By Kyonghee Shin, Freelance Writer, Apprentice Roaster at Wrecking Ball Coffee Roasters
In 2007, a serial-drama titled Coffee Prince hit Korean television screens; with 20 percent of Korean households tuning in weekly. The main character was a girl who pretends to be a guy in order to be hired as a barista at a café called “Coffee Prince.” While its cartoony love stories entertained viewers, the show also offered a lot of coffee-related eye candy, such as pour-over brewing and coffee roasting. At the end of the series the main character even comes back to lead a new café franchise named “Coffee Princess” after winning the World Barista Championship.
Fast-forward five years to 2012 and Coffee Princes and Princesses exist all over Korea. The number of coffee shops increased from approximately 1,200 in 2006 to 12,400 in 2011. About 300 separate coffee training institutes are currently registered with the Korea Coffee Education Society. Korea will even host the World Latté Art and World Coffee in Good Spirits Championships this November.

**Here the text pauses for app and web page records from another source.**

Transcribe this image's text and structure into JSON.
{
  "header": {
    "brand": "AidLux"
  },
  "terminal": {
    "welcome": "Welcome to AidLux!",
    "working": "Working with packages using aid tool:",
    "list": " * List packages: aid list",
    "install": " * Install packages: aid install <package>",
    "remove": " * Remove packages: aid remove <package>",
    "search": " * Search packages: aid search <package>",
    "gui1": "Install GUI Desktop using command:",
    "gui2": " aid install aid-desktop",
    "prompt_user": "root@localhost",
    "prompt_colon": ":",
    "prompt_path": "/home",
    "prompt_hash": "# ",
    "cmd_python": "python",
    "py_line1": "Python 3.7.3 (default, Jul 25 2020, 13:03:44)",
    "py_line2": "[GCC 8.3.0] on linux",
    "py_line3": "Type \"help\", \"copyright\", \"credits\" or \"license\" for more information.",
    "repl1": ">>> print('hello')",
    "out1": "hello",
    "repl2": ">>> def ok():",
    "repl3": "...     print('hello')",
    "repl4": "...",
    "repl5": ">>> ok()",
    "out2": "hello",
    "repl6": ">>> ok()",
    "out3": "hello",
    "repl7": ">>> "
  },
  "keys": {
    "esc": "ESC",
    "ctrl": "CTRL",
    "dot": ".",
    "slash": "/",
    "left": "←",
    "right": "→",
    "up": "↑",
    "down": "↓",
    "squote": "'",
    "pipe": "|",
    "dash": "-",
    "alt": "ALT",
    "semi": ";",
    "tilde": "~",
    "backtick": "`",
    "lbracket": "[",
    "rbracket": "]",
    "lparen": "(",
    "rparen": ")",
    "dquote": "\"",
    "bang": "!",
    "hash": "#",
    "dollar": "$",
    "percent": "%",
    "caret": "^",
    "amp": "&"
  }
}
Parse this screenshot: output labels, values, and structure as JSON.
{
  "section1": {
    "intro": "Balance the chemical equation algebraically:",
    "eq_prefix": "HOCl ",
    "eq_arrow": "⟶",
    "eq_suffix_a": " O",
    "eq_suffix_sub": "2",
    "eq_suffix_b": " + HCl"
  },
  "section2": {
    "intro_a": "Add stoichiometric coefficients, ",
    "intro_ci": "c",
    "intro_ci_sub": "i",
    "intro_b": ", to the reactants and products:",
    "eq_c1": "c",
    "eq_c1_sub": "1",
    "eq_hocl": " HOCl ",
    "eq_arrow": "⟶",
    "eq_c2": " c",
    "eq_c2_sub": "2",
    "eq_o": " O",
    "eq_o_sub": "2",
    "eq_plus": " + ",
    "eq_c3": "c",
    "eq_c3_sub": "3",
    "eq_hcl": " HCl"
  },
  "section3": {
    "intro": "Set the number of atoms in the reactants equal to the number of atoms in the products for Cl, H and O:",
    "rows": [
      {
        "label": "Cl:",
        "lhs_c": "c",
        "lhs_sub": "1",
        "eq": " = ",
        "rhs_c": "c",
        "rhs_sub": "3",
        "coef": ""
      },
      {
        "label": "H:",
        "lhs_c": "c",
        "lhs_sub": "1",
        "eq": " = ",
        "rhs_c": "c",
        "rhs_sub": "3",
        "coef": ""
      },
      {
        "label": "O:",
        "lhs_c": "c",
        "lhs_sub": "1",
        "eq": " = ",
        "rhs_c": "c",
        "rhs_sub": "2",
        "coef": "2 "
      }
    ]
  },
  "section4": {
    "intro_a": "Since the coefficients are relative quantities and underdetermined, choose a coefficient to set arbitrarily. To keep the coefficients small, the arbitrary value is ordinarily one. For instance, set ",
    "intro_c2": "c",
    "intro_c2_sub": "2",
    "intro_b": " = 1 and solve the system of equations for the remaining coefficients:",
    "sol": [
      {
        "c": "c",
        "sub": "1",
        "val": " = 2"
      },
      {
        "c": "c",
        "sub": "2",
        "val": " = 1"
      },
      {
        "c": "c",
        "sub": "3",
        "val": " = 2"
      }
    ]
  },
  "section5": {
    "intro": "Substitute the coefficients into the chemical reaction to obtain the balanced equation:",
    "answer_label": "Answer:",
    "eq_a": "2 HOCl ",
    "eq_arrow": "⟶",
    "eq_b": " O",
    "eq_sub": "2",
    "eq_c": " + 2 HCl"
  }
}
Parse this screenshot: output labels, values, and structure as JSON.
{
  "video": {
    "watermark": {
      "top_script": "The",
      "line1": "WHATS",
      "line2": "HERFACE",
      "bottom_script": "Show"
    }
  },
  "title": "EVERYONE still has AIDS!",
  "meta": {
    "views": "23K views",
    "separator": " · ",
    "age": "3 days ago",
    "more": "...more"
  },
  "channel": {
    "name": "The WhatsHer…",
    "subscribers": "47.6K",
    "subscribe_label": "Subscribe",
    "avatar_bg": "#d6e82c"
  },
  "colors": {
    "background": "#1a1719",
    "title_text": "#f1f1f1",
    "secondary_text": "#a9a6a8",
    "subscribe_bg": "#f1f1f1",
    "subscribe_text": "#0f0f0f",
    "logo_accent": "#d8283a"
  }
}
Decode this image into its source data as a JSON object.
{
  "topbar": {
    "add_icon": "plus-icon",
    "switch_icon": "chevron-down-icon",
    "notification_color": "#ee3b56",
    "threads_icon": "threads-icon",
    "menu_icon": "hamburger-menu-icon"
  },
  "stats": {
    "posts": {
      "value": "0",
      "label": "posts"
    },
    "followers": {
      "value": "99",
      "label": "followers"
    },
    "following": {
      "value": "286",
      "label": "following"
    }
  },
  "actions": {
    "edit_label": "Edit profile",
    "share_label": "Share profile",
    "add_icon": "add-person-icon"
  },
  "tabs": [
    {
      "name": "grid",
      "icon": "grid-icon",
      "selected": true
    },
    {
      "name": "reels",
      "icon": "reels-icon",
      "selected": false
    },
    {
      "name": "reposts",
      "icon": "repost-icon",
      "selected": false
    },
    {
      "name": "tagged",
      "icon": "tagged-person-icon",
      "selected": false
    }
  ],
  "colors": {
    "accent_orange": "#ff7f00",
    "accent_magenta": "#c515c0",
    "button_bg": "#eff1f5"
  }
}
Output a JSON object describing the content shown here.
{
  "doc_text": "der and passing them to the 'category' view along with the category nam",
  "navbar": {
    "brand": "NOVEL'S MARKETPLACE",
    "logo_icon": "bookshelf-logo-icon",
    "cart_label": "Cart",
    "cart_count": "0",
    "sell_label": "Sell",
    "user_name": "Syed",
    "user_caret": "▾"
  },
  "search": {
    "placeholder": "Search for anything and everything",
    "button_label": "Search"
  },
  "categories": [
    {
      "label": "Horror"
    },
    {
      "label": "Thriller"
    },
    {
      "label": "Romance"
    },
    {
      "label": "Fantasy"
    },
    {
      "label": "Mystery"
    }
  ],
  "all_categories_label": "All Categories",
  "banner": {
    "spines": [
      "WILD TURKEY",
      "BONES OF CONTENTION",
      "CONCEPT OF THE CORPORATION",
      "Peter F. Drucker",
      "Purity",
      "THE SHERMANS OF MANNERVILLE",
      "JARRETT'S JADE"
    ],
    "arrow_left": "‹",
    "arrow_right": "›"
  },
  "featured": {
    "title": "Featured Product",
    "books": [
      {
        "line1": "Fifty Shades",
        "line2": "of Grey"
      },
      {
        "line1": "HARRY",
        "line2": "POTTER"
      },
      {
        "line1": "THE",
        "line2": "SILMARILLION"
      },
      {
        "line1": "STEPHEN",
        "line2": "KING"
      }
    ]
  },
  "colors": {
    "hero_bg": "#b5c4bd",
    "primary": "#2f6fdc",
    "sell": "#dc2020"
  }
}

Coffee lovers who visit Korea will probably find three things surprising. The first would be the sheer density in number and size of coffee shops. Shops are not only close to each other, but they are each surprisingly spacious. The second would be the different ways people get their caffeine fix. It’s rare to see people lined up at a coffee shop in the morning; rather, it is common to find coffee shops packed with people sipping caffé americanos late at night. The third surprise would be the rapidly growing interest in specialty coffee. It is noticeable from the growing number of certified Q-graders in Korea – over 600 – and the most in the world according to the Coffee Quality Institute website. At the end of this article, you will find a list of specialty coffee roasters in Seoul.